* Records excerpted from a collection
━━━━━━━━━━━━━━━━━━━━━━━━━━━━━━

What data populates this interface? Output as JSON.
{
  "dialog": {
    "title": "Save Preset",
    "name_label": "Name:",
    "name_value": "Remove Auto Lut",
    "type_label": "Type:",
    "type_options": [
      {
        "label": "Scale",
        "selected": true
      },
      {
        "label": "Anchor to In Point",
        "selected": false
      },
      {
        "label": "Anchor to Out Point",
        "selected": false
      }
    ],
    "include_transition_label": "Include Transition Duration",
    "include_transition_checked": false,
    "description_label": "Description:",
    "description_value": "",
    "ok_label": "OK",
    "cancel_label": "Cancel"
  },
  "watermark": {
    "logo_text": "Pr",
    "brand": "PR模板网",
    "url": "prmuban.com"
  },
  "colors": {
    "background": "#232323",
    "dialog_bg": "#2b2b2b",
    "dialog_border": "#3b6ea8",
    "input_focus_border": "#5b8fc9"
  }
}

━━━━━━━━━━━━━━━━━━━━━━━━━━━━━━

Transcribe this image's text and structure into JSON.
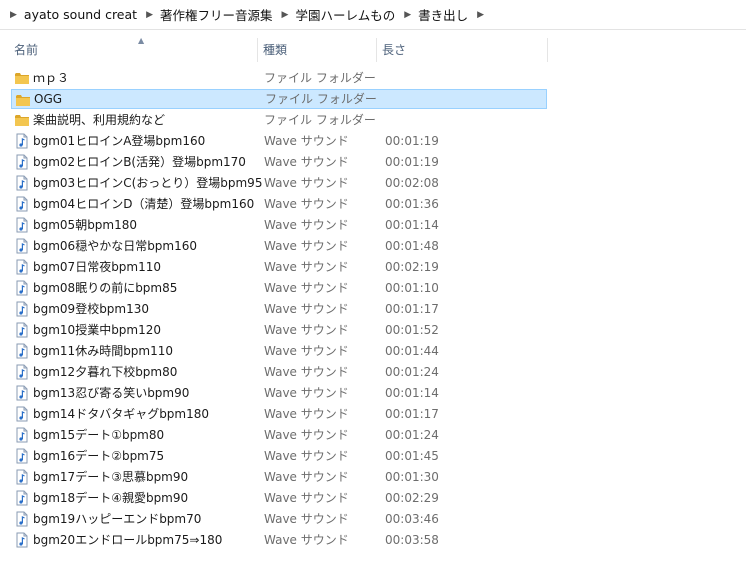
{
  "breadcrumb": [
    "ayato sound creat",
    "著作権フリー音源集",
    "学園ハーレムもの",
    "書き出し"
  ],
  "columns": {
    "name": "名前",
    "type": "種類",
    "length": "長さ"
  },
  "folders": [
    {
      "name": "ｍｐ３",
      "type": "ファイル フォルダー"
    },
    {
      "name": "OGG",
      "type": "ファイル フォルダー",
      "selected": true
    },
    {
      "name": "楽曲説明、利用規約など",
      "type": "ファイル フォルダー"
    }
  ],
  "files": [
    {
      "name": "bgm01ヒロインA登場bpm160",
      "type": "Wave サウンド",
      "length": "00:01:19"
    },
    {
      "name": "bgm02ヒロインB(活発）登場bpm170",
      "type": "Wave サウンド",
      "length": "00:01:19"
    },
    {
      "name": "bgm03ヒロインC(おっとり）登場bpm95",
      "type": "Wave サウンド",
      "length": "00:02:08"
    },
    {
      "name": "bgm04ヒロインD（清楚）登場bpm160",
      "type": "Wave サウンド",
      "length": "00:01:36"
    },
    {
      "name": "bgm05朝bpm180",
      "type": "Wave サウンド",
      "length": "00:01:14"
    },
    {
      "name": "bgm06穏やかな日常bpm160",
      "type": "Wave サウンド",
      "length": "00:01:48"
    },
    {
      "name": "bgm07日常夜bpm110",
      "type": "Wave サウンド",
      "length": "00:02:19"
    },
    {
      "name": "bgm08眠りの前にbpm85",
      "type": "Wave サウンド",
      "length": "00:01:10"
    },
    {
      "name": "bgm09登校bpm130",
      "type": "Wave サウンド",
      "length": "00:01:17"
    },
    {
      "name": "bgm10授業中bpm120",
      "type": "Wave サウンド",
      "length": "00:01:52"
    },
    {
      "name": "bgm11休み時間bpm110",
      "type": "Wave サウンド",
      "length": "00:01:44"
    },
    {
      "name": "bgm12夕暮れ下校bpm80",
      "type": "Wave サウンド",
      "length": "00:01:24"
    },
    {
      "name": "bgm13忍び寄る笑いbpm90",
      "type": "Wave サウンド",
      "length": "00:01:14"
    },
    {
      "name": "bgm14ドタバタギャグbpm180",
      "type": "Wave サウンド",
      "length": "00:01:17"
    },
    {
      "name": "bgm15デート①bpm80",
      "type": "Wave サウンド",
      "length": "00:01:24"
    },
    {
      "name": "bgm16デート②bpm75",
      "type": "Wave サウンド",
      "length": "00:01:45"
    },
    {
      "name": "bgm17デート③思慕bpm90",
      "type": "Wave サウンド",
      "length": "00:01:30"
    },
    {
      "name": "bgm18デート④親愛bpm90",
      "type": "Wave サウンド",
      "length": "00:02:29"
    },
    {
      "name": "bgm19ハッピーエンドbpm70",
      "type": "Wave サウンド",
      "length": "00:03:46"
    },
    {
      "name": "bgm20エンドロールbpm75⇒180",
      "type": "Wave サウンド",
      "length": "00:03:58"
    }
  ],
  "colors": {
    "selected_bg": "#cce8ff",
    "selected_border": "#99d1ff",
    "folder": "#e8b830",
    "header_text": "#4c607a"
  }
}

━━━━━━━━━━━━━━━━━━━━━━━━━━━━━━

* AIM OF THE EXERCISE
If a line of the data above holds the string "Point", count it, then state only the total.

* SOLUTION TO THIS PROBLEM
2